▶ [Work task] Each record must be retyped word for word.

▶ [Data to use]
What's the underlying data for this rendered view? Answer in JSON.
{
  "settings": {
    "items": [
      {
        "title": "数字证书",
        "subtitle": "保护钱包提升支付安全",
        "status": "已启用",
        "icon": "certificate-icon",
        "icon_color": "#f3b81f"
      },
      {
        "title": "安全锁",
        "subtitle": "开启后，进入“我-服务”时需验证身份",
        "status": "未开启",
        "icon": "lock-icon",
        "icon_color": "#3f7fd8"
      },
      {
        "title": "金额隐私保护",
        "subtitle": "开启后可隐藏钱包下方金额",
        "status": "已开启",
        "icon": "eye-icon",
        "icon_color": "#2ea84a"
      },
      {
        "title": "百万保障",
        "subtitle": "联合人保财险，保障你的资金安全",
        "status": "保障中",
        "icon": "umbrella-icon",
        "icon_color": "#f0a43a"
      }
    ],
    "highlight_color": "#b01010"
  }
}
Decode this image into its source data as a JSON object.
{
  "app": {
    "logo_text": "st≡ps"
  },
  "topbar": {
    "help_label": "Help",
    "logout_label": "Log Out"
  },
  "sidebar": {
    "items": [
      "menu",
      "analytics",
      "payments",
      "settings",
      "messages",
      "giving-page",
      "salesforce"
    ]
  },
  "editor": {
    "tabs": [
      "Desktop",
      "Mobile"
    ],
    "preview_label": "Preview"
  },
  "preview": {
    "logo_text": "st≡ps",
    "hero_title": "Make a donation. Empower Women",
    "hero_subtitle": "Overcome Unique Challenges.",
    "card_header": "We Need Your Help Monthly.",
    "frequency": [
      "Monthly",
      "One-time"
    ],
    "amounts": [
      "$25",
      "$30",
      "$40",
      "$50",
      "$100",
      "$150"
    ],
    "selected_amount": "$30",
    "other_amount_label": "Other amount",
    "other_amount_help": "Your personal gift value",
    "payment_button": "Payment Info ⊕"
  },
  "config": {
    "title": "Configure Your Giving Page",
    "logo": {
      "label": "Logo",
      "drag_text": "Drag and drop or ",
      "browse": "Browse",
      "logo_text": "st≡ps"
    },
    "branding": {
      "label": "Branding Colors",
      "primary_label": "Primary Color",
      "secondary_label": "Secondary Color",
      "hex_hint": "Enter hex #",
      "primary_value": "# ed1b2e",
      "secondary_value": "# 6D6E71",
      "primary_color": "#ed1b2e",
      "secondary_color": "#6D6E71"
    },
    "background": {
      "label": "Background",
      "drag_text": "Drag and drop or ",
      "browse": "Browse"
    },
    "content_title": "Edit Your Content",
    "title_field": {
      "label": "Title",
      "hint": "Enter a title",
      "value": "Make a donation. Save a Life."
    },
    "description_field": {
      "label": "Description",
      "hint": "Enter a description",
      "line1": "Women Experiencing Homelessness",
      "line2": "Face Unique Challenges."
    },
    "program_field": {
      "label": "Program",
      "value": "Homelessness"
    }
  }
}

▶ [Response for this exercise]
What's the underlying data for this rendered view? Answer in JSON.
{
  "settings": {
    "items": [
      {
        "title": "数字证书",
        "subtitle": "保护钱包提升支付安全",
        "status": "已启用",
        "icon": "certificate-icon",
        "icon_color": "#f3b81f"
      },
      {
        "title": "安全锁",
        "subtitle": "开启后，进入“我-服务”时需验证身份",
        "status": "未开启",
        "icon": "lock-icon",
        "icon_color": "#3f7fd8"
      },
      {
        "title": "金额隐私保护",
        "subtitle": "开启后可隐藏钱包下方金额",
        "status": "已开启",
        "icon": "eye-icon",
        "icon_color": "#2ea84a"
      },
      {
        "title": "百万保障",
        "subtitle": "联合人保财险，保障你的资金安全",
        "status": "保障中",
        "icon": "umbrella-icon",
        "icon_color": "#f0a43a"
      }
    ],
    "highlight_color": "#b01010"
  }
}
Decode this image into its source data as a JSON object.
{
  "app": {
    "logo_text": "st≡ps"
  },
  "topbar": {
    "help_label": "Help",
    "logout_label": "Log Out"
  },
  "sidebar": {
    "items": [
      "menu",
      "analytics",
      "payments",
      "settings",
      "messages",
      "giving-page",
      "salesforce"
    ]
  },
  "editor": {
    "tabs": [
      "Desktop",
      "Mobile"
    ],
    "preview_label": "Preview"
  },
  "preview": {
    "logo_text": "st≡ps",
    "hero_title": "Make a donation. Empower Women",
    "hero_subtitle": "Overcome Unique Challenges.",
    "card_header": "We Need Your Help Monthly.",
    "frequency": [
      "Monthly",
      "One-time"
    ],
    "amounts": [
      "$25",
      "$30",
      "$40",
      "$50",
      "$100",
      "$150"
    ],
    "selected_amount": "$30",
    "other_amount_label": "Other amount",
    "other_amount_help": "Your personal gift value",
    "payment_button": "Payment Info ⊕"
  },
  "config": {
    "title": "Configure Your Giving Page",
    "logo": {
      "label": "Logo",
      "drag_text": "Drag and drop or ",
      "browse": "Browse",
      "logo_text": "st≡ps"
    },
    "branding": {
      "label": "Branding Colors",
      "primary_label": "Primary Color",
      "secondary_label": "Secondary Color",
      "hex_hint": "Enter hex #",
      "primary_value": "# ed1b2e",
      "secondary_value": "# 6D6E71",
      "primary_color": "#ed1b2e",
      "secondary_color": "#6D6E71"
    },
    "background": {
      "label": "Background",
      "drag_text": "Drag and drop or ",
      "browse": "Browse"
    },
    "content_title": "Edit Your Content",
    "title_field": {
      "label": "Title",
      "hint": "Enter a title",
      "value": "Make a donation. Save a Life."
    },
    "description_field": {
      "label": "Description",
      "hint": "Enter a description",
      "line1": "Women Experiencing Homelessness",
      "line2": "Face Unique Challenges."
    },
    "program_field": {
      "label": "Program",
      "value": "Homelessness"
    }
  }
}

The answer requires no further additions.